For more information, see the American Society for Quality website.

Certified Professional in Learning and Performance: The Certified Professional in Learning and Performance (CPLP) offered by the ASTD Certification Institute offers workplace learning and performance (WLP) professions an opportunity to enhance credibility and prove value in an increasingly competitive marketplace.

For more information, see the American Society for Training and Development website.

Business and Employer Services - Professional Certification: Professional certification exam for Business and Employer Services in workforce development.

For more information, see the Dynamic Works Institute website.

Management Services - Professional Certification : Professional certification exam for Management Services in workforce development.

For more information, see the Dynamic Works Institute website.

Global Professional in Human Resources: Globalization is the defining political and economic force in the world today.

For more information, see the HR Certification Institute website.
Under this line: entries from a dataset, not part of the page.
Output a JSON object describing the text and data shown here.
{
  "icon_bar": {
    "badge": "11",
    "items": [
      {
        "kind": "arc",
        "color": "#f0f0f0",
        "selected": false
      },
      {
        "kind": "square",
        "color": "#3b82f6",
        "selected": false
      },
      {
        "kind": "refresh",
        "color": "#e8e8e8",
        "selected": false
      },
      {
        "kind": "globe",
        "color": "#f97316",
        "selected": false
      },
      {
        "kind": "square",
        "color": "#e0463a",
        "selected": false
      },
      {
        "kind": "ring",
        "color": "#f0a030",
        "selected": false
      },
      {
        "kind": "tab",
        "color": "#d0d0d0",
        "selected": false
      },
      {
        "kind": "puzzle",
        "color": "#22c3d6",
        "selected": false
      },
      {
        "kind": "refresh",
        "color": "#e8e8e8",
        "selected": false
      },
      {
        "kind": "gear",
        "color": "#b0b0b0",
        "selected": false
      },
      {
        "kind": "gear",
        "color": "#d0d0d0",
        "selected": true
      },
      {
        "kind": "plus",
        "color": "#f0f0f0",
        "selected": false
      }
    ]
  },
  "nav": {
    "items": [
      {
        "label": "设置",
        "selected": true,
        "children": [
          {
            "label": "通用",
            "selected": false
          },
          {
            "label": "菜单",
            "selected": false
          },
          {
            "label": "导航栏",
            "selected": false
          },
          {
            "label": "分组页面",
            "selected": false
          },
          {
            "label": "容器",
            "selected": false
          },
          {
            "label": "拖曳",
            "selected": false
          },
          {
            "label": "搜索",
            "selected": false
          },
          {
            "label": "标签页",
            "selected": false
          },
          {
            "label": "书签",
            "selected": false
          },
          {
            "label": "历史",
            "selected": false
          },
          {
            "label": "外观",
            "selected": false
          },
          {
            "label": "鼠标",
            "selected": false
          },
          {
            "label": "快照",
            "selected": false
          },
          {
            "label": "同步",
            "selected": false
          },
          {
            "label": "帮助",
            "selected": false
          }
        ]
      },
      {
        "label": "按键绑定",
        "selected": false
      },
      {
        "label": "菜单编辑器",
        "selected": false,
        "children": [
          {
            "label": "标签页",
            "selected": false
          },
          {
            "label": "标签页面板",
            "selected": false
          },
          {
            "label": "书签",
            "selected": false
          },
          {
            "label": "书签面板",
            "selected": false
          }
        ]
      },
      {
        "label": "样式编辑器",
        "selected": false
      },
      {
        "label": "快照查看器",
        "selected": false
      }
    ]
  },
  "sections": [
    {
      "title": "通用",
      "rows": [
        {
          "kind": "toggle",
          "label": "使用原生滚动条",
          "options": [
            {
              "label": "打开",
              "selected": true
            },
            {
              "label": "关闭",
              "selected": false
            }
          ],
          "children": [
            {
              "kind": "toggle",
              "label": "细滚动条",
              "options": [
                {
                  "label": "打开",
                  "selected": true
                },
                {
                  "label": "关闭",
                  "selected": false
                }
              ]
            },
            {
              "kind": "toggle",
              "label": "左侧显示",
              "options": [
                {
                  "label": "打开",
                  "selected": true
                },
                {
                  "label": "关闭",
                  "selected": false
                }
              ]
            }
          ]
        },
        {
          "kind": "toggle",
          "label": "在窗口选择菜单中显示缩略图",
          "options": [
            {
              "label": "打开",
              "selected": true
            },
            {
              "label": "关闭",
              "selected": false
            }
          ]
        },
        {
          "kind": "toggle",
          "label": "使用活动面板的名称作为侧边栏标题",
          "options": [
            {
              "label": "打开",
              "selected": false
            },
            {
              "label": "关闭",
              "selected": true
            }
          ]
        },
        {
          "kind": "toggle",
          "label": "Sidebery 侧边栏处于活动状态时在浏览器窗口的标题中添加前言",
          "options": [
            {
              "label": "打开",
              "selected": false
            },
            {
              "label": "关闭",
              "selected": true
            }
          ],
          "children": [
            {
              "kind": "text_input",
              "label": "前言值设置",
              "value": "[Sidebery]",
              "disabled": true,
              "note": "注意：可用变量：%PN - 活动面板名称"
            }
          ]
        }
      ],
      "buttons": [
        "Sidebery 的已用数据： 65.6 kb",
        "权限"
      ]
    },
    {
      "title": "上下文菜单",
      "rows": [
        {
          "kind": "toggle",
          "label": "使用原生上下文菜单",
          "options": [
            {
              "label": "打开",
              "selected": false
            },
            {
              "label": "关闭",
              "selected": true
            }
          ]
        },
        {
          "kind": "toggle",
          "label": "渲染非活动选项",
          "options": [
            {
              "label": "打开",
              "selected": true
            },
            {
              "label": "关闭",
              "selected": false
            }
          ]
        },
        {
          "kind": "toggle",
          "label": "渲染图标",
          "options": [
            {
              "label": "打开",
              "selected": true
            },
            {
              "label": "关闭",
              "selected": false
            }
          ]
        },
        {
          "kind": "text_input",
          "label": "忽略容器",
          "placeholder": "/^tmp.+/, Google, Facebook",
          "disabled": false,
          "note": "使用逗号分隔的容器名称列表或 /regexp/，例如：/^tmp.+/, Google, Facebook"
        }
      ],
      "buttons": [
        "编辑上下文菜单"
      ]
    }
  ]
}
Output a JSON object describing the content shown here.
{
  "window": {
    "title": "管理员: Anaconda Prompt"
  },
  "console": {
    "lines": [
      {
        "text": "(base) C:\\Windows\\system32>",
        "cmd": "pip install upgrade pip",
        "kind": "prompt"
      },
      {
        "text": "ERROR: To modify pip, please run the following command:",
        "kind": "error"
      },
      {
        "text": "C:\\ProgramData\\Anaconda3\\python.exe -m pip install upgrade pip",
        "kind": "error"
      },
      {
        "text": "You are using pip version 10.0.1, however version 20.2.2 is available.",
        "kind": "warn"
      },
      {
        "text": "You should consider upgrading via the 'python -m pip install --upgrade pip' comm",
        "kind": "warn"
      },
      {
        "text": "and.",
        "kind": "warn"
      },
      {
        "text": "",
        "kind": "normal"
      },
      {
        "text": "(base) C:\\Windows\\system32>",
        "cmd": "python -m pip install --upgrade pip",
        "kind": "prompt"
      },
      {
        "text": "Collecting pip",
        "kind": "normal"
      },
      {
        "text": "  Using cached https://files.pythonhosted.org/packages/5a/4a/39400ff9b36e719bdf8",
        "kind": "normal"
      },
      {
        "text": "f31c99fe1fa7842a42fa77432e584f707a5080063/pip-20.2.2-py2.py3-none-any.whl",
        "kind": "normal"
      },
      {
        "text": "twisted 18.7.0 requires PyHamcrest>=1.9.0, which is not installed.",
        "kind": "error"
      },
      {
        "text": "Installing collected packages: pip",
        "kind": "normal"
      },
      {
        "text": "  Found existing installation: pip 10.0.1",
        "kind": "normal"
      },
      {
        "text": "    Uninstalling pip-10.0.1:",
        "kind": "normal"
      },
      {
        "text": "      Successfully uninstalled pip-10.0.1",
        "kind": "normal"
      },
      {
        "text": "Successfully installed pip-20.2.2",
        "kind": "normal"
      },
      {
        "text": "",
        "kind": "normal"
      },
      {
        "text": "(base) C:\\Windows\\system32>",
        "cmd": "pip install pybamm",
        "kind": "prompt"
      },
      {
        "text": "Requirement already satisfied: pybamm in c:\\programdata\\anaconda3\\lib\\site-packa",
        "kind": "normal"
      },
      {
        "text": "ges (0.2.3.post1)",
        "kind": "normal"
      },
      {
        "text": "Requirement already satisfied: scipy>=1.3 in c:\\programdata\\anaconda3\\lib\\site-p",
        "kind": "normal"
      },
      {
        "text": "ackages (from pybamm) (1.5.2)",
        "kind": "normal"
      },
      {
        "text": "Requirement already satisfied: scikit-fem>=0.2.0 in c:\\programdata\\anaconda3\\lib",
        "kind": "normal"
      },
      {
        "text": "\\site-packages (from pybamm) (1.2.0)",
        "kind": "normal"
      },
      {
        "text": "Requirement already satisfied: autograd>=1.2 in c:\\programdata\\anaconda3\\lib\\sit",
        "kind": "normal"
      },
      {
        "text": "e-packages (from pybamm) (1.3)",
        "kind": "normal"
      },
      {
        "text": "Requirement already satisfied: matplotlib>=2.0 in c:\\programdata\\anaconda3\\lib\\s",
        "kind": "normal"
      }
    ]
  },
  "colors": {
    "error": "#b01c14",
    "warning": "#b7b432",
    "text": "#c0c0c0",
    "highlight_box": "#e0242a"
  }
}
Certified Manager: Certified Manager certification is valued for the credibility and recognition it brings to managers and the organizations for which they work.

For more information, see the Institute of Certified Professional Managers website.

Program Management Professional: Project Management Institute's newest credential is specifically developed to acknowledge the qualifications of the professional who leads the coordinated management of multiple projects and ensures the ultimate success of a program.

For more information, see the Project Management Institute website.

Work-Life Certified Professional: In association with Alliance for Work-Life Progress (AWLP), the work-life component of total rewards is now officially represented in the WorldatWork portfolio of educational offerings with the introduction of four new work-life courses and exams.

For more information, see the WorldAtWork website.

LOCATION INFORMATION: Fargo, North Dakota

Fargo, North Dakota
Fargo, North Dakota photo by Unimatic1140

Fargo is located in Cass County, North Dakota. It has a population of over 93,531, which has grown by 3.2% in the past ten years. The cost of living index in Fargo, 83, is well below the national average. New single-family homes in Fargo are priced at $139,800 on average, which is well below the state average. In 2008, four hundred four new homes were constructed in Fargo, down from four hundred forty-seven the previous year.

The top three industries for women in Fargo are health care, educational services, and finance and insurance. For men, it is construction, accommodation and food services, and educational services. The average commute to work is about 15 minutes. More than 34.4% of Fargo residents have a bachelor's degree, which is higher than the state average. The percentage of residents with a graduate degree, 9.5%, is higher than the state average.

The unemployment rate in Fargo is 3.5%, which is greater than North Dakota's average of 3.2%.

The percentage of Fargo residents that are affiliated with a religious congregation, 56.8%, is more than the national average but less than the state average. The most common religious groups are the Evangelical Lutheran Church in America, the Catholic Church and the United Methodist Church.

Fargo is home to the Elm Tree Square and the Market Square as well as Roosevelt Playground and Oak Grove Park. Shopping malls in the area include Valley North Mall, Northport Mall and West Acres Shopping Center. Visitors to Fargo can choose from Rodeway Inn Fargo, Wingate Inn and Sleep Inn Fargo for temporary stays in the area.